Is there anyone who seems more invincible than our sports heroes? These men and women we see on TV who are larger than life. The average NFL player is 6 foot 2 and 246 lbs and the collisions between these athletes are like car crashes. The average basketball player stands at a staggering 6 foot 7 inches and they move like ballerinas. Kobe is one of the all-time greats in the game. Whether it’s Kobe, Michael, Walter or whomever, they rise above a pool of athletes who put their bodies through immense physical strain and seem to rarely be the worse for it. They are the elite of the elite. All this and now, Kobe in the prime of his life at age 41, has passed away.
Mortality, it is something we all must come to grips with. We, as humans, do not process it very well. Many have faith of an afterlife and many others believe there is no such future. Either way, there is a great deal of uncertainty as we look towards it.
When someone like Kobe Bryant dies suddenly, it makes people who may otherwise still have the illusion of invincibility about themselves, take note of their own mortality. To realize we are all susceptible to accidents that can take our health or our lives.
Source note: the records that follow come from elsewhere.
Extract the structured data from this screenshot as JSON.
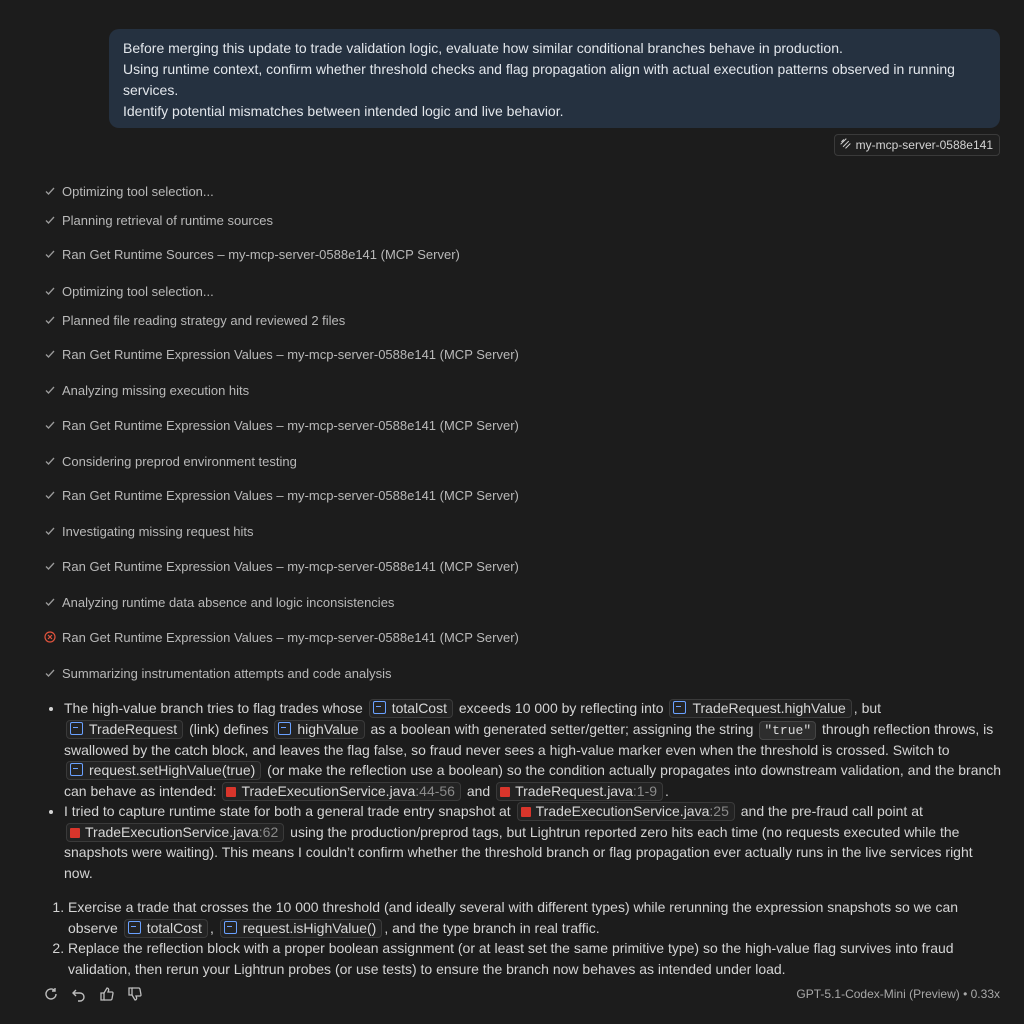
{
  "user_message": {
    "lines": [
      "Before merging this update to trade validation logic, evaluate how similar conditional branches behave in production.",
      "Using runtime context, confirm whether threshold checks and flag propagation align with actual execution patterns observed in running services.",
      "Identify potential mismatches between intended logic and live behavior."
    ]
  },
  "context_chip": {
    "label": "my-mcp-server-0588e141",
    "icon": "mcp-server-icon"
  },
  "steps": [
    {
      "status": "done",
      "text": "Optimizing tool selection..."
    },
    {
      "status": "done",
      "text": "Planning retrieval of runtime sources"
    },
    {
      "status": "done",
      "text": "Ran Get Runtime Sources – my-mcp-server-0588e141 (MCP Server)"
    },
    {
      "status": "done",
      "text": "Optimizing tool selection..."
    },
    {
      "status": "done",
      "text": "Planned file reading strategy and reviewed 2 files"
    },
    {
      "status": "done",
      "text": "Ran Get Runtime Expression Values – my-mcp-server-0588e141 (MCP Server)"
    },
    {
      "status": "done",
      "text": "Analyzing missing execution hits"
    },
    {
      "status": "done",
      "text": "Ran Get Runtime Expression Values – my-mcp-server-0588e141 (MCP Server)"
    },
    {
      "status": "done",
      "text": "Considering preprod environment testing"
    },
    {
      "status": "done",
      "text": "Ran Get Runtime Expression Values – my-mcp-server-0588e141 (MCP Server)"
    },
    {
      "status": "done",
      "text": "Investigating missing request hits"
    },
    {
      "status": "done",
      "text": "Ran Get Runtime Expression Values – my-mcp-server-0588e141 (MCP Server)"
    },
    {
      "status": "done",
      "text": "Analyzing runtime data absence and logic inconsistencies"
    },
    {
      "status": "error",
      "text": "Ran Get Runtime Expression Values – my-mcp-server-0588e141 (MCP Server)"
    },
    {
      "status": "done",
      "text": "Summarizing instrumentation attempts and code analysis"
    }
  ],
  "answer": {
    "b1": {
      "t1": "The high-value branch tries to flag trades whose",
      "c1": "totalCost",
      "t2": "exceeds 10 000 by reflecting into",
      "c2": "TradeRequest.highValue",
      "t3": ", but",
      "c3": "TradeRequest",
      "t4": "(link) defines",
      "c4": "highValue",
      "t5": "as a boolean with generated setter/getter; assigning the string",
      "c5": "\"true\"",
      "t6": "through reflection throws, is swallowed by the catch block, and leaves the flag false, so fraud never sees a high-value marker even when the threshold is crossed. Switch to",
      "c6": "request.setHighValue(true)",
      "t7": "(or make the reflection use a boolean) so the condition actually propagates into downstream validation, and the branch can behave as intended:",
      "f1": "TradeExecutionService.java",
      "f1l": ":44-56",
      "t8": "and",
      "f2": "TradeRequest.java",
      "f2l": ":1-9",
      "t9": "."
    },
    "b2": {
      "t1": "I tried to capture runtime state for both a general trade entry snapshot at",
      "f1": "TradeExecutionService.java",
      "f1l": ":25",
      "t2": "and the pre-fraud call point at",
      "f2": "TradeExecutionService.java",
      "f2l": ":62",
      "t3": "using the production/preprod tags, but Lightrun reported zero hits each time (no requests executed while the snapshots were waiting). This means I couldn’t confirm whether the threshold branch or flag propagation ever actually runs in the live services right now."
    },
    "o1": {
      "t1": "Exercise a trade that crosses the 10 000 threshold (and ideally several with different types) while rerunning the expression snapshots so we can observe",
      "c1": "totalCost",
      "t2": ",",
      "c2": "request.isHighValue()",
      "t3": ", and the type branch in real traffic."
    },
    "o2": {
      "t1": "Replace the reflection block with a proper boolean assignment (or at least set the same primitive type) so the high-value flag survives into fraud validation, then rerun your Lightrun probes (or use tests) to ensure the branch now behaves as intended under load."
    }
  },
  "footer": {
    "actions": [
      "retry-icon",
      "undo-icon",
      "thumbs-up-icon",
      "thumbs-down-icon"
    ],
    "model": "GPT-5.1-Codex-Mini (Preview) • 0.33x"
  },
  "colors": {
    "bubble": "#253140",
    "background": "#1c1c1c",
    "error": "#e0533d",
    "java": "#d9352b",
    "symbol": "#6aa1ff"
  }
}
This also made me think of how this should motivate people to do that which they have been putting off. It is both wise to plan for the best AND prepare for the worst. We all walk through our personal and business lives managing risk whether we realize it or not. Ignoring the issue is not an answer and luck is not a strategy, as I have written about in one of my earlier newsletter HERE.
We should all take time to plan for the day when we are either no longer here or can’t make decisions for ourselves. I hope Kobe had gone through the process of estate planning. Aretha Franklin and Prince are among the notable celebrities who passed without an estate plan and family members are still fighting over how to divide their estates. Estate planning is one of the five pillars of financial planning.
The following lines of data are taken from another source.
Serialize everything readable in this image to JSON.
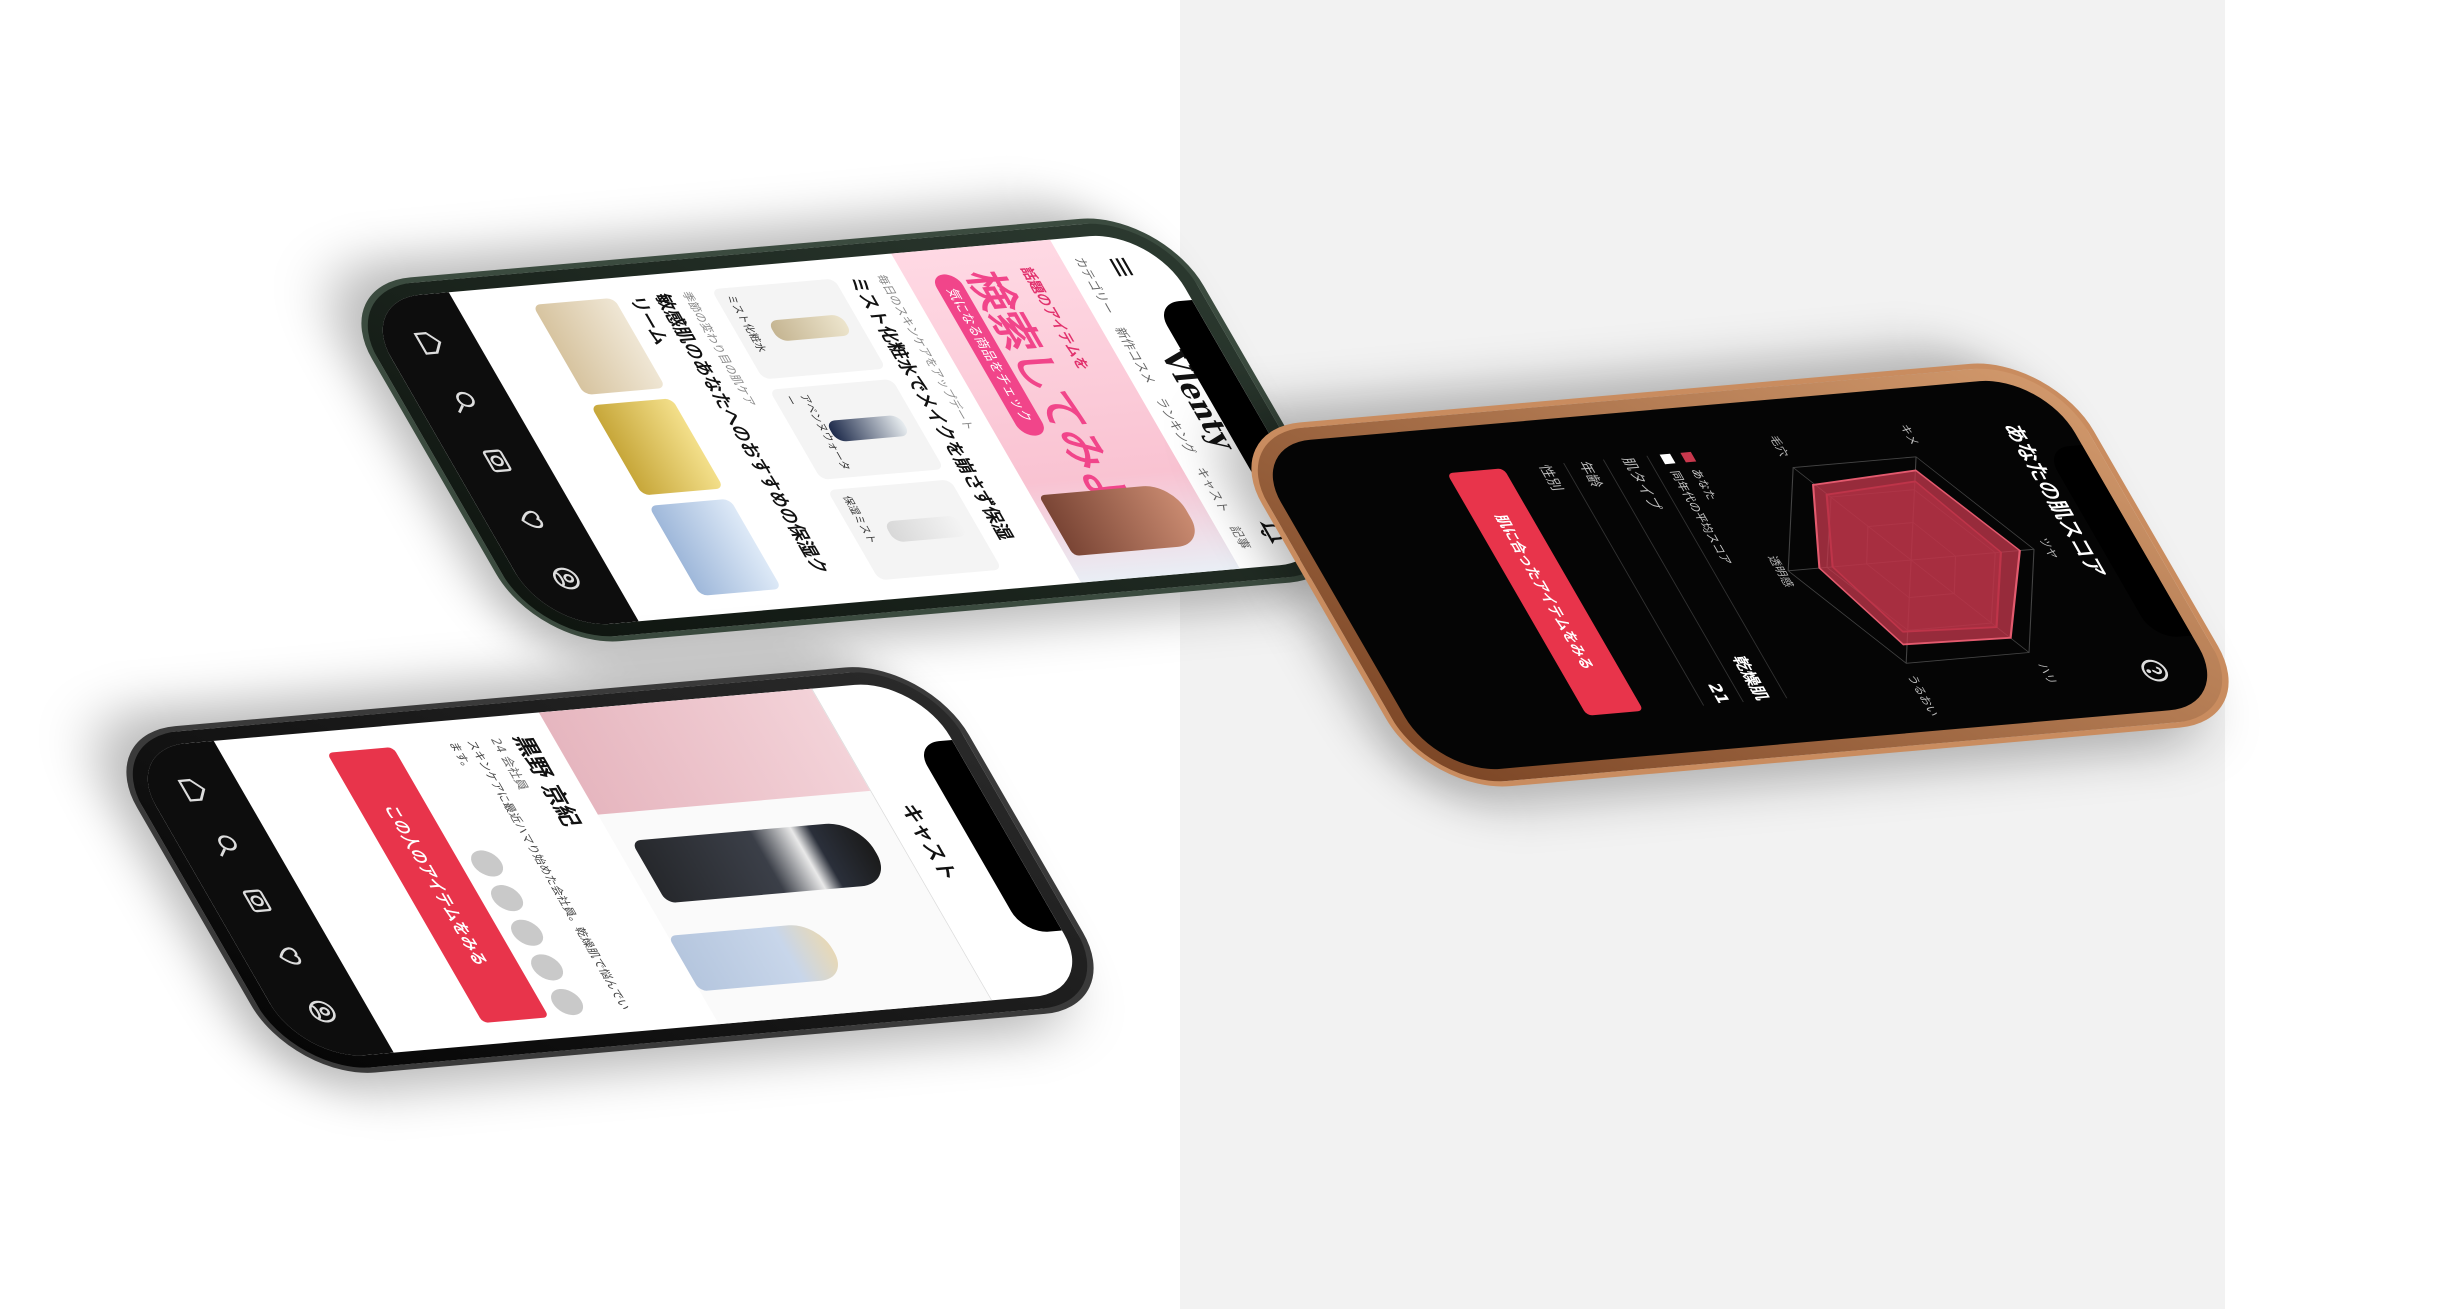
{
  "phones": {
    "home": {
      "logo": "Vlenty",
      "nav_tabs": [
        "カテゴリー",
        "新作コスメ",
        "ランキング",
        "キャスト",
        "記事"
      ],
      "banner": {
        "sub": "話題のアイテムを",
        "main": "検索してみよう",
        "pill": "気になる商品をチェック"
      },
      "article1": {
        "kicker": "毎日のスキンケアをアップデート",
        "title": "ミスト化粧水でメイクを崩さず保湿",
        "products": [
          "ミスト化粧水",
          "アベンヌウォーター",
          "保湿ミスト"
        ]
      },
      "article2": {
        "kicker": "季節の変わり目の肌ケア",
        "title": "敏感肌のあなたへのおすすめの保湿クリーム"
      }
    },
    "cast": {
      "title": "キャスト",
      "name": "黒野 京紀",
      "role": "24 会社員",
      "description": "スキンケアに最近ハマり始めた会社員。乾燥肌で悩んでいます。",
      "cta": "この人のアイテムをみる"
    },
    "score": {
      "title": "あなたの肌スコア",
      "axes": [
        "ツヤ",
        "ハリ",
        "うるおい",
        "透明感",
        "毛穴",
        "キメ"
      ],
      "legend": [
        "あなた",
        "同年代の平均スコア"
      ],
      "stats": [
        {
          "label": "肌タイプ",
          "value": "乾燥肌"
        },
        {
          "label": "年齢",
          "value": "21"
        },
        {
          "label": "性別",
          "value": ""
        }
      ],
      "cta": "肌に合ったアイテムをみる"
    }
  },
  "tab_icons": [
    "home-icon",
    "search-icon",
    "camera-icon",
    "favorite-icon",
    "mypage-icon"
  ],
  "colors": {
    "accent": "#e8344b",
    "radar_user": "#c8384d",
    "radar_avg": "#7a1f2e",
    "frame_dark_green": "#1f2a22",
    "frame_black": "#111111",
    "frame_gold": "#a7683e"
  }
}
Most of us don’t have the money of a Kobe Bryant so you and your family have risk if you died or became disabled.
If you have people, whether it is family members or business partners, that depend on you for your income you should review your life insurance to make sure you are adequately covered.
If you depend on your income you should review your disability insurance to make sure it’s adequate. There is a host of other risks to understand and see if you are managing your risks to the best of your ability, whether it’s through insurance or other means. Risk Management is also one of the five pillars of financial planning.
Failing to plan is planning to fail. Whether you do it yourself or you work with a professional, financial planning can help us be better prepared for whatever life throws at you. Are you likely to get into an accident, get sick or die tomorrow? The answer is no, but that does not mean it can’t or won’t happen. Plan for that which is likely but prepare for what can and does happen. If it can happen to the invincible it can happen to you.